BEGIN Task material
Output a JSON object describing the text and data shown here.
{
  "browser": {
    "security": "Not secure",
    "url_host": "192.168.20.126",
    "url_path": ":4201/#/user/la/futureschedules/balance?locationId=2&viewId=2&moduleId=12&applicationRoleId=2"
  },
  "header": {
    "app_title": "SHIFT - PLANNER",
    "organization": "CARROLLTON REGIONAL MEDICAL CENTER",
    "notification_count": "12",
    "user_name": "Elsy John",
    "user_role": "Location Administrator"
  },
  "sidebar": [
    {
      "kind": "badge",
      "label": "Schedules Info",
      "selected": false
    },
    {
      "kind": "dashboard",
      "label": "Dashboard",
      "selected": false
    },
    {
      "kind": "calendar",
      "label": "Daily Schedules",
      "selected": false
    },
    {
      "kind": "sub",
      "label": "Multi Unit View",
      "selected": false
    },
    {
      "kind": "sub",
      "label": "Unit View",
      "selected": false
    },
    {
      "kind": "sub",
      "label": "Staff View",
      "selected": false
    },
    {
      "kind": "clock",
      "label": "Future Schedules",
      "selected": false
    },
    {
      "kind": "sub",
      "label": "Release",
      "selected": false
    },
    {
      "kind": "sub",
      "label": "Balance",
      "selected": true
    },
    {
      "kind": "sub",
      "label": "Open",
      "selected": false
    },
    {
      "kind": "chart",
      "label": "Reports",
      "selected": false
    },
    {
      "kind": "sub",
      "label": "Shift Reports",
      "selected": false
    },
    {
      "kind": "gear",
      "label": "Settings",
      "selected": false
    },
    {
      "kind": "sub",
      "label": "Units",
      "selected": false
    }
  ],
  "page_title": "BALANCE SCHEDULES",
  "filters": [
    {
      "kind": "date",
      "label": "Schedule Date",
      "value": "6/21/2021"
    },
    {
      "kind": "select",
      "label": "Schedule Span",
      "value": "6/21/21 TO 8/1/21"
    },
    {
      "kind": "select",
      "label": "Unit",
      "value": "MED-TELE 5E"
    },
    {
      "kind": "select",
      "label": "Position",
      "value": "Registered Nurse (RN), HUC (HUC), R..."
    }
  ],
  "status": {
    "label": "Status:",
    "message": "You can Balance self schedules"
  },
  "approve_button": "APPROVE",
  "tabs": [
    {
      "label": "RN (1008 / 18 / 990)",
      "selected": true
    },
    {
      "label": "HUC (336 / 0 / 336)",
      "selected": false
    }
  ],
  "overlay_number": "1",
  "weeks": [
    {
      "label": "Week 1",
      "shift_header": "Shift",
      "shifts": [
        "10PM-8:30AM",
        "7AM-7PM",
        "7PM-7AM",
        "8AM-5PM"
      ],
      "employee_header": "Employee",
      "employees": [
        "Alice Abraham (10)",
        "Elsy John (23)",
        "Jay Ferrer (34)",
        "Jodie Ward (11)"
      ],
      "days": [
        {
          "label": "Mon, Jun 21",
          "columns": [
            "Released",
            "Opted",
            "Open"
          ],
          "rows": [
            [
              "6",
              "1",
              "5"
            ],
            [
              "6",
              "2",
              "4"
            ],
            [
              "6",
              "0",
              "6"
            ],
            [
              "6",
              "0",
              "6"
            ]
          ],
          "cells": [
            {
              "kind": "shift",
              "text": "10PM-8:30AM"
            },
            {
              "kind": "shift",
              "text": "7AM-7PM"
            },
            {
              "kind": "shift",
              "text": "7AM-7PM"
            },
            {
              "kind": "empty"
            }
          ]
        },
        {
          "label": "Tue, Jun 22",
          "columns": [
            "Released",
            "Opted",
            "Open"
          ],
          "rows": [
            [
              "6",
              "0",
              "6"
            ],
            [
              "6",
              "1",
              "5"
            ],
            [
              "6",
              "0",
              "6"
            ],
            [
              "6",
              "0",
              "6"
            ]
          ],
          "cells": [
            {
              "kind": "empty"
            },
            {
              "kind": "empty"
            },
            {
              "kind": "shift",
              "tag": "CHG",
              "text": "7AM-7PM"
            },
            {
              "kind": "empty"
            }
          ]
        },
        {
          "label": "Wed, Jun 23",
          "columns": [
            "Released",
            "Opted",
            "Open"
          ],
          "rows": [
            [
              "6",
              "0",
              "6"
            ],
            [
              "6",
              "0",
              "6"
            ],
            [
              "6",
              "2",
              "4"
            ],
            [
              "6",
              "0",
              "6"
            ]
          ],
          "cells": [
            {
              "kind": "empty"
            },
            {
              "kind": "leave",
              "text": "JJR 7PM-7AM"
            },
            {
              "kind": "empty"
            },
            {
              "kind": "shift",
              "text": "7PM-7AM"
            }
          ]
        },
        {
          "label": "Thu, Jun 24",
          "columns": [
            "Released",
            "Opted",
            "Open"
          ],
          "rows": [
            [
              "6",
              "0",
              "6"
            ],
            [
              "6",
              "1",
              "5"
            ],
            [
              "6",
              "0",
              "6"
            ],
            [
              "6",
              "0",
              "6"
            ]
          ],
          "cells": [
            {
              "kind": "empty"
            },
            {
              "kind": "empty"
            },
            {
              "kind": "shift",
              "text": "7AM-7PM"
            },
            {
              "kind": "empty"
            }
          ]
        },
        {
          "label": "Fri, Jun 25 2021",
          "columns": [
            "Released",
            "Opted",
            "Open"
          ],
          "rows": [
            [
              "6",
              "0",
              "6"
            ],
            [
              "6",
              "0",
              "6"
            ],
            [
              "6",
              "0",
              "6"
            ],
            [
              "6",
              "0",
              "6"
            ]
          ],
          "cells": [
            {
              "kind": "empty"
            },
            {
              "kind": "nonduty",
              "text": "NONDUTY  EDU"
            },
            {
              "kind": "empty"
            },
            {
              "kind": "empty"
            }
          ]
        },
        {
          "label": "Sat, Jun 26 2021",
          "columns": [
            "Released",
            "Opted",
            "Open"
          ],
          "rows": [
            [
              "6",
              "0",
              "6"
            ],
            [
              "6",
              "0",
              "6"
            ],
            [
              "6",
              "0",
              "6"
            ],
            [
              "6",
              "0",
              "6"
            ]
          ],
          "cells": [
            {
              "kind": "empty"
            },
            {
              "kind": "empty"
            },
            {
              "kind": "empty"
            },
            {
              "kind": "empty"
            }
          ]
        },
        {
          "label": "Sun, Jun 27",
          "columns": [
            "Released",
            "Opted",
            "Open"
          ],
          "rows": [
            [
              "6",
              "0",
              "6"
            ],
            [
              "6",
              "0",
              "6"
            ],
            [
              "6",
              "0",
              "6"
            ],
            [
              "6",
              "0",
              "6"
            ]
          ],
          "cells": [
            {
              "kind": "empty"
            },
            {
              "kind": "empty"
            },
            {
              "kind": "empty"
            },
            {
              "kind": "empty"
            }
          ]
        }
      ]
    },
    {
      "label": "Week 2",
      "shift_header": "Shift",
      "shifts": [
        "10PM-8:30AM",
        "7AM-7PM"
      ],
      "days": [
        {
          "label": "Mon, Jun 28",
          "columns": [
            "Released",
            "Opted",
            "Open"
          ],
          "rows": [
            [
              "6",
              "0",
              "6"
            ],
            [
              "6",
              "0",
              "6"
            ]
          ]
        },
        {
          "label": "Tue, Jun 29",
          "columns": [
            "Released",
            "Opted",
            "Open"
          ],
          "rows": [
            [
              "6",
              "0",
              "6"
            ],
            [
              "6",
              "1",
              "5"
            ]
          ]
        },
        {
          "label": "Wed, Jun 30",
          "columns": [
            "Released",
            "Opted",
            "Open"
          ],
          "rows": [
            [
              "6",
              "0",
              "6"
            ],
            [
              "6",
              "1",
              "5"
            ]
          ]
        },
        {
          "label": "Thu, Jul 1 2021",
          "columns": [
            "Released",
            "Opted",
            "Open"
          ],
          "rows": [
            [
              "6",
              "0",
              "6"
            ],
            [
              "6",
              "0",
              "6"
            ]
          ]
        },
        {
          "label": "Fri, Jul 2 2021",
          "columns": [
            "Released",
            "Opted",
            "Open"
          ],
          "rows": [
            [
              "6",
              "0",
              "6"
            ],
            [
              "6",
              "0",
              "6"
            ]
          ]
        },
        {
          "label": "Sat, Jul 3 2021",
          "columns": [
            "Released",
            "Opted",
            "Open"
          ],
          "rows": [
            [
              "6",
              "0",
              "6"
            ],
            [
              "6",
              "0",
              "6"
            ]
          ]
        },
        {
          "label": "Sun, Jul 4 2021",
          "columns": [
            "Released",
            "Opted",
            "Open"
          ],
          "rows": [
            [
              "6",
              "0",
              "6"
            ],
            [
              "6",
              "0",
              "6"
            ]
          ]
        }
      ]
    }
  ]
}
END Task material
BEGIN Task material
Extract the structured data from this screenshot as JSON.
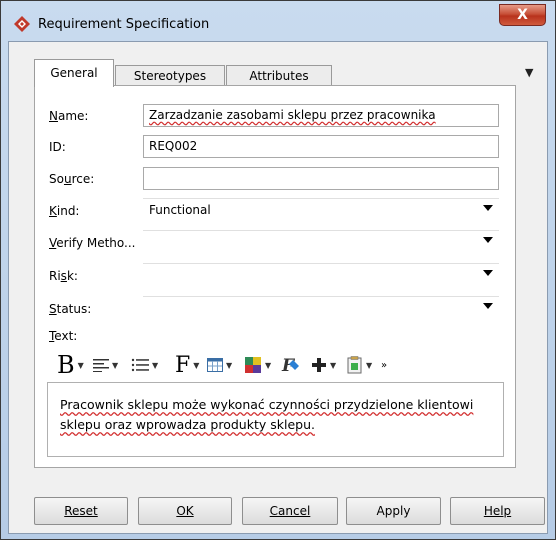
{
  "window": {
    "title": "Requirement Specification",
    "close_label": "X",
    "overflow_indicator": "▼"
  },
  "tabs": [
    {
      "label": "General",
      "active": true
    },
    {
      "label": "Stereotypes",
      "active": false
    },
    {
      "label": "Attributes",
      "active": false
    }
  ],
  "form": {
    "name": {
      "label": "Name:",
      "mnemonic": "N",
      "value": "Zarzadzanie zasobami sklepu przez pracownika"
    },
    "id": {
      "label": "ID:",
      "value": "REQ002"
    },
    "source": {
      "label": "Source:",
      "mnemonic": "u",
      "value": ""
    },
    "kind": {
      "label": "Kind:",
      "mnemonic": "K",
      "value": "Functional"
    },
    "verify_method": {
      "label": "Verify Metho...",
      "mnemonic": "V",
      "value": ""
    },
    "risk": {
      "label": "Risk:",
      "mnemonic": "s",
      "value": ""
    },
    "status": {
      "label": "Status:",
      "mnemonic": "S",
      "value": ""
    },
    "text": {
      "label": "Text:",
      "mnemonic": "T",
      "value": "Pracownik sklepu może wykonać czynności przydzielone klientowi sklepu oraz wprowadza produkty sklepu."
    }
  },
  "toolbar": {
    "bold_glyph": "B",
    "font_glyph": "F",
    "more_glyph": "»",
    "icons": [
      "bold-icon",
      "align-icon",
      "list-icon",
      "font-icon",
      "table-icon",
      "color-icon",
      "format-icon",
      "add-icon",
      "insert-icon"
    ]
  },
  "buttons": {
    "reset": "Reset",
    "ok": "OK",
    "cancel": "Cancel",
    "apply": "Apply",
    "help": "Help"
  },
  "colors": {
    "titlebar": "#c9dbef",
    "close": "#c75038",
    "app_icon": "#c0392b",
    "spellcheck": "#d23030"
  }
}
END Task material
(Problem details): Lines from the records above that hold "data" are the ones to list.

(Answer section):
Output a JSON object describing the text and data shown here.
Extract the structured data from this screenshot as JSON.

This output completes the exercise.